Period Zero: A necessity for successful programmes and where we are now

A few years ago, at the Africa Open Data Conference, I spoke about the value of “Period Zero” in the planning and development of programmes. I was talking about the challenges that happen in implementing Open Data projects – and I think this is relevant across the development spectrum.

In my speech, I advocated for “Year Zero” to be built into every programme. I explained that as our development projects have to be designed to change established culture if they are to be sustainable, then we have to build into them an Year Zero. It is during this year, that we:

My speech at the Africa Open Data Conference in September 2015
  1. Build relationships: We have found that with strong human relationships between the implementers of the programme and the communities in which we work, the programme is implemented in ways that are more sustainable.
  2. Establish timelines: When we were working in the farming communities, we realised that we had to work hard to synchronise our efforts with their working calendar and rhythms. It makes no sense, for example, to call farmers to a workshop on the SDGs at the time they need to be planting. Even if they came, they would not focus.
  3. Manage Expectations: It is important to have as accurate a view as possible of just how much progress you are likely to make when you are working with a particular community. This can only really be understood when you are on the ground, talking with people.

The challenge is that many programmes are planned in boardrooms, timelines are set and logistics are largely farmed up before the implementers go to the ground. What happens is that there tends to be asynchrony between the programme managers and the communities, which leads to “make do development” – where people do just what they need to do to tick the programme’s boxes.

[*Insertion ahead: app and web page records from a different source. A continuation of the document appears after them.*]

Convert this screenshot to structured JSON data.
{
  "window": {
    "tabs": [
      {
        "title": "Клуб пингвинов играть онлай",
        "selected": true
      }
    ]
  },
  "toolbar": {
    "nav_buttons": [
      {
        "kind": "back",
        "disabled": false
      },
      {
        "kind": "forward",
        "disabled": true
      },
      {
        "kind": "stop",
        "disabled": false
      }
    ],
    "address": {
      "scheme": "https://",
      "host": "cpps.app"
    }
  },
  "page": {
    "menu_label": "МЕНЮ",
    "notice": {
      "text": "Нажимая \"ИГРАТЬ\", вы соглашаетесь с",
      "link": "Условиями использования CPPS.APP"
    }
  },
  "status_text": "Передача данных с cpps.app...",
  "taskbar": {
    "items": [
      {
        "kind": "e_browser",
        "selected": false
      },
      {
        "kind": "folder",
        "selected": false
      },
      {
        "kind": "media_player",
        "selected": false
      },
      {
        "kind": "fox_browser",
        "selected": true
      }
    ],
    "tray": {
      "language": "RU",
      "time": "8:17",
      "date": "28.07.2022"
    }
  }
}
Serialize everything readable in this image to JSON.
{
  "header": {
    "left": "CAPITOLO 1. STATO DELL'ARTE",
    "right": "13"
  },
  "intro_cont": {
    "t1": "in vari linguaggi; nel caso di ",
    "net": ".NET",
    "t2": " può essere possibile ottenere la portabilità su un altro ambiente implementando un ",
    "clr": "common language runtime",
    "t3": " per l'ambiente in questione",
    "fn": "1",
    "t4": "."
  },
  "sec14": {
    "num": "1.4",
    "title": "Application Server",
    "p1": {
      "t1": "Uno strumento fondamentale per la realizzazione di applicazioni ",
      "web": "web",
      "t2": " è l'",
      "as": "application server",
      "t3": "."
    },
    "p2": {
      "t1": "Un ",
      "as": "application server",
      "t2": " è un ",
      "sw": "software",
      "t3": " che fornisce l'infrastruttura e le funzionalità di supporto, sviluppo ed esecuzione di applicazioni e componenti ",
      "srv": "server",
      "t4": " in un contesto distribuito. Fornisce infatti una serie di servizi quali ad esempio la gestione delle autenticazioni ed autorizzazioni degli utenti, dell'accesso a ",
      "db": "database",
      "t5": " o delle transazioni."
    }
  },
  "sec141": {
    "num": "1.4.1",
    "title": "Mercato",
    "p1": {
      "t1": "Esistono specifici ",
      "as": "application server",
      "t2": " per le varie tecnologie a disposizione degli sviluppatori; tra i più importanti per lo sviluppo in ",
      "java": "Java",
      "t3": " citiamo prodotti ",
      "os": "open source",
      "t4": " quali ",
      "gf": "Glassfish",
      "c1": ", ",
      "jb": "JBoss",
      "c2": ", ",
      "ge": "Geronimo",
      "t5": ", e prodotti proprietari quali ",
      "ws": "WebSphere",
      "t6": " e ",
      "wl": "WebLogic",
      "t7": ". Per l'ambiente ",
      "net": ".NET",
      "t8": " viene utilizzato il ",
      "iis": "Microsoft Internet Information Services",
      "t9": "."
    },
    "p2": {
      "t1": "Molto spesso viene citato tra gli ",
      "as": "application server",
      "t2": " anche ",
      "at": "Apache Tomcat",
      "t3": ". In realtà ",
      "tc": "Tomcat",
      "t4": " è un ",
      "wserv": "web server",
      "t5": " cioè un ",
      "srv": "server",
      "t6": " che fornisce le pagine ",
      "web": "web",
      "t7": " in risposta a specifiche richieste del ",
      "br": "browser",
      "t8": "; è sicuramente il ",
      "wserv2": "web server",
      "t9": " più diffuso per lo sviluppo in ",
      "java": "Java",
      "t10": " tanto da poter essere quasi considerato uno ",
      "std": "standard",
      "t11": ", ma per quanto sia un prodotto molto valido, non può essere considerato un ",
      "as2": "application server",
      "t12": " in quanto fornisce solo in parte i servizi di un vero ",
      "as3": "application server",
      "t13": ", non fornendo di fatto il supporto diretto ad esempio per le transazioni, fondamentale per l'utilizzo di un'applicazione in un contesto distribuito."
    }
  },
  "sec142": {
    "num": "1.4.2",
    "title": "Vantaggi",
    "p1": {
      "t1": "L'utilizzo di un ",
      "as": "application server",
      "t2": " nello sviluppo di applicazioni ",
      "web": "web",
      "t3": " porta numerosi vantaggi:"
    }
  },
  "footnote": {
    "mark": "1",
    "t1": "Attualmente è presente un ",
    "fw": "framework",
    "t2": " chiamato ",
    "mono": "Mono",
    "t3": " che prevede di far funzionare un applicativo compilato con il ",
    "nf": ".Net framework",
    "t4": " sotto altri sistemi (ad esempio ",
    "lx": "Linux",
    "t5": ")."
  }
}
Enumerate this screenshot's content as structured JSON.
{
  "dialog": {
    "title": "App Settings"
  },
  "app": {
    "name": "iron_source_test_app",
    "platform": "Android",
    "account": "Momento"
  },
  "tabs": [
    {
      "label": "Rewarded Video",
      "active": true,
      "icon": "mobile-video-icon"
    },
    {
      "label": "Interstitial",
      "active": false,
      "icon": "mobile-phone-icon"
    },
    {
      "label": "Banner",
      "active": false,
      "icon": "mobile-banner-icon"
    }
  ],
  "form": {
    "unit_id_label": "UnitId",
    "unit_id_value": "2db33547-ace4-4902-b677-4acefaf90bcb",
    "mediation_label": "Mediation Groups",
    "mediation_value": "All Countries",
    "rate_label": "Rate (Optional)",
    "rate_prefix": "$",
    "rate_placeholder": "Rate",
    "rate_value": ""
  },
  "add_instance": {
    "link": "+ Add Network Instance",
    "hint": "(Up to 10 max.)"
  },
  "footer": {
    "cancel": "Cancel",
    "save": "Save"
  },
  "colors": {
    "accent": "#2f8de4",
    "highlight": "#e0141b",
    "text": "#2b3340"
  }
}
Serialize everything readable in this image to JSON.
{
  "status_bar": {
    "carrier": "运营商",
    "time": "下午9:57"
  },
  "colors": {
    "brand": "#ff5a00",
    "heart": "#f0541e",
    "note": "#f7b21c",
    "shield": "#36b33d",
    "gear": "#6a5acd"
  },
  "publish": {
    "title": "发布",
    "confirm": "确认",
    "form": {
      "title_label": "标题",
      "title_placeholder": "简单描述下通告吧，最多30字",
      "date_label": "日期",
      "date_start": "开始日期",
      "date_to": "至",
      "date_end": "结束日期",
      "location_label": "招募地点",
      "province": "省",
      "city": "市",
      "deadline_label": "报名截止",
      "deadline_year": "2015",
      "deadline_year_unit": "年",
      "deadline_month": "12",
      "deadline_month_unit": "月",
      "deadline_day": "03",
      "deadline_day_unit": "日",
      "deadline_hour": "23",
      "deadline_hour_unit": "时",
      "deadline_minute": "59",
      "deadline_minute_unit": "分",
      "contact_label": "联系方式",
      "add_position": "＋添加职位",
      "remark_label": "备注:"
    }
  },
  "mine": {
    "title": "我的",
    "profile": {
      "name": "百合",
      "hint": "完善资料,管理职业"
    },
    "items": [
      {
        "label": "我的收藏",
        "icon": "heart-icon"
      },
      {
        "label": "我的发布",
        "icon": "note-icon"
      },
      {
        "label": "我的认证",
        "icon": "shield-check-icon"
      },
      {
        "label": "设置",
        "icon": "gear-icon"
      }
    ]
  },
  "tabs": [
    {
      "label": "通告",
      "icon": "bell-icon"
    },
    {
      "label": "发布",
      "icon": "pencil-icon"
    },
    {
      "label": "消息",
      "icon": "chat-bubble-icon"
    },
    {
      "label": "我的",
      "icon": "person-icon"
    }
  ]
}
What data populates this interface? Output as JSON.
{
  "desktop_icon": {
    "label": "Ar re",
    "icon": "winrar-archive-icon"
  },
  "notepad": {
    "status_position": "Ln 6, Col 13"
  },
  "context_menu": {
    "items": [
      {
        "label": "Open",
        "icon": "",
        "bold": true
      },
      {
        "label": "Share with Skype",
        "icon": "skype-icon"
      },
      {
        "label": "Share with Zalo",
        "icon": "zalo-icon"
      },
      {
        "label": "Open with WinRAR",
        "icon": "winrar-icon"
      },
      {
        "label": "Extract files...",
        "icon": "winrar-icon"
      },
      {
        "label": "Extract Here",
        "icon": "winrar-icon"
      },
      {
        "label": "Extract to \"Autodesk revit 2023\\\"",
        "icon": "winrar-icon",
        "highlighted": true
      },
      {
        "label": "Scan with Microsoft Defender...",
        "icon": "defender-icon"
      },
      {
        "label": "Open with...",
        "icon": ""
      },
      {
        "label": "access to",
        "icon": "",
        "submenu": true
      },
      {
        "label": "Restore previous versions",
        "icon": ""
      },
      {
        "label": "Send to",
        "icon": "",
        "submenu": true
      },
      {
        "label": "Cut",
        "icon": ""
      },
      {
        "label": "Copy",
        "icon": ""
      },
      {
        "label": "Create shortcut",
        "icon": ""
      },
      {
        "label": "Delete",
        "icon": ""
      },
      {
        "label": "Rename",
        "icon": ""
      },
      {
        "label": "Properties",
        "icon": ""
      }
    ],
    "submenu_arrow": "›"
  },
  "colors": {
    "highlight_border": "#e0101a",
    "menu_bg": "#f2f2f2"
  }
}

Why we have been quiet, lately.

This year, we are working to achieve two main things relating to the work that we did last year. As you may recall, last year we scaled up the Global Goals for Local Impact Programme to Nakuru North sub-county level, where we worked with communities from Dundori, Kirima, Bahati, Mereroni, Lanet-Umoja and Githioro locations to do what we did in Lanet-Umoja location, back in 2016.

Working with the communities in these locations, we saw them collect data in all of their households (to varying levels of success) and use the data to engage more fruitfully with each other and with the county government.

This year we have been working with a number of counties to establish ways of scaling up the Global Goals for Local Impact programme at the county level. In engaging with county governments, we have learnt that some of them have the desire to establish village administrative units (which are essentially similar to the chiefs’ Nyumba Kumi initiatives – a system of community leadership that strengthens the engagement with county governments.

Separately, we have been working on the Open County programme for the last 6 years, where we built a platform that allows for county governments to publish various data for the public to better understand what is happening. For increased sustainability, we are working with counties to build their capacity to own their pages on open county and to manage their own data.

We envision that at the end of this process, we shall have a robust data and statistical system where the counties have well curated and published open data and citizen data to help them make better decisions and engagements with the citizens.

To achieve all of this, the last 3 months or so have been our month zero in which we have gone to various counties, to check in their readiness and willingness to participate. Having completed these activities, we shall soon be giving you regular updates on the progress.

Al Kags

Al Kags

I have developed expertise and experience in two areas that excite me: Marketing & Communications on the one hand and ICT for Development on the other. I have now developed rich experiences working in Government, the non-profit sector and the Private Sector